Can Service Providers Curb Privacy Concerns?
Recent cloud computing surveys share a similar tone regarding user perceptions of the technology. While enterprise managers look to cloud as a cost-savings measure, IT professionals are squeamish when it comes to moving sensitive data offsite. Indeed, privacy concerns are leading users to think twice about migrating their applications to cloud services.
Eosensa, a governance, risk and compliance advisory service provider, addresses these issues in a recent report: “Protecting Sensitive Data in the Cloud.”
The authors discuss how various methods of encryption and tokenization can better secure information stored in public clouds. For example, the FIPS 140-2 spec, described by NIST as a strong encryption type, is required for products that use government encryption and is suggested for use on data stored in SaaS applications.
Tokenization is another form of data security that is aimed at answering residency issues, which arise when servers store only a portion of the data. The technique is used to reduce the scope of compliance management and auditing for SaaS applications.
Will these solutions convince potential users of cloud services that their data is safe? What about the preying eye of government?

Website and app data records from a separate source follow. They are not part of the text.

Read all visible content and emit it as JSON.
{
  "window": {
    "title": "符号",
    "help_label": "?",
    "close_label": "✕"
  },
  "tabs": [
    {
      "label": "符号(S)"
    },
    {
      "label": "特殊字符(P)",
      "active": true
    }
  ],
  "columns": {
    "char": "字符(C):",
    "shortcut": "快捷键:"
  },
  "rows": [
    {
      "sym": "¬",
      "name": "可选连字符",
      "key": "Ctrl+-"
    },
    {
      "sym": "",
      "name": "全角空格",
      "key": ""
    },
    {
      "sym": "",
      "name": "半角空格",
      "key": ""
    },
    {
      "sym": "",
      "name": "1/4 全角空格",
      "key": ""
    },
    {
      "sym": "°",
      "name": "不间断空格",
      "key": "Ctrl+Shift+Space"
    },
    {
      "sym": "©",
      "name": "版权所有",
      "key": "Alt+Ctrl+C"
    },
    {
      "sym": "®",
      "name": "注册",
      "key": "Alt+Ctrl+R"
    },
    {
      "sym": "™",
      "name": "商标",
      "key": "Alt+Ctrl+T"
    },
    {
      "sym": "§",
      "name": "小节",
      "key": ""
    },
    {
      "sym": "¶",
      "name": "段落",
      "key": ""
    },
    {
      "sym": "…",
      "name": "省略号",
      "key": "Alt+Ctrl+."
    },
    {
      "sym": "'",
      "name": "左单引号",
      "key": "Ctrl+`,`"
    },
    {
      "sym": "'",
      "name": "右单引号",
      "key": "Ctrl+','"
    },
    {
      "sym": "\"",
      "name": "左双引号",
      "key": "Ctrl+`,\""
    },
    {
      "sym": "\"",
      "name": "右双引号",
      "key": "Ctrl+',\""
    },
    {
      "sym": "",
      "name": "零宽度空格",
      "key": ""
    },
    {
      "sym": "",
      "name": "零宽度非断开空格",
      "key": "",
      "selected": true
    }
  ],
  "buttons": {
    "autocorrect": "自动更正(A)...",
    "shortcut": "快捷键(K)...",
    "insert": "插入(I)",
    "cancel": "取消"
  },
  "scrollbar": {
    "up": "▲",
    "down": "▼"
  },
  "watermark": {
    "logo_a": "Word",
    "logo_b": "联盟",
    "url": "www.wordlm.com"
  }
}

Earlier this year, HPC in the Cloud wrote about a report published by international law firm Hogan Lovells. The study compared the laws of 10 countries in respect to government access of cloud-based data. While the US was typically considered the worst offender of data privacy, other countries had implemented similar, and in some cases, harsher tactics. These nations included the United Kingdom, Germany, France, Spain, Australia, Canada and Japan among others.
In every case, the state could require cloud service providers to disclose customer data during the course of a government investigation. They also had access to monitor electronic communications sent through a cloud provider’s systems. France stood out for its power to compel encryption service providers to hand keys over to government officials.
While services like Eosensa may assist users with data encryption and compliance requirements, they cannot guarantee a risk-free environment. Their service may even lead users to experience a false sense of security, at least as far as government interception is concerned.
Encryption and tokenization are important methods to increase data privacy, but governments hold the highest authority on the matter. Without new legislation reducing the power of government access to cloud-based data, no vendor can guarantee the security of their clients’ information.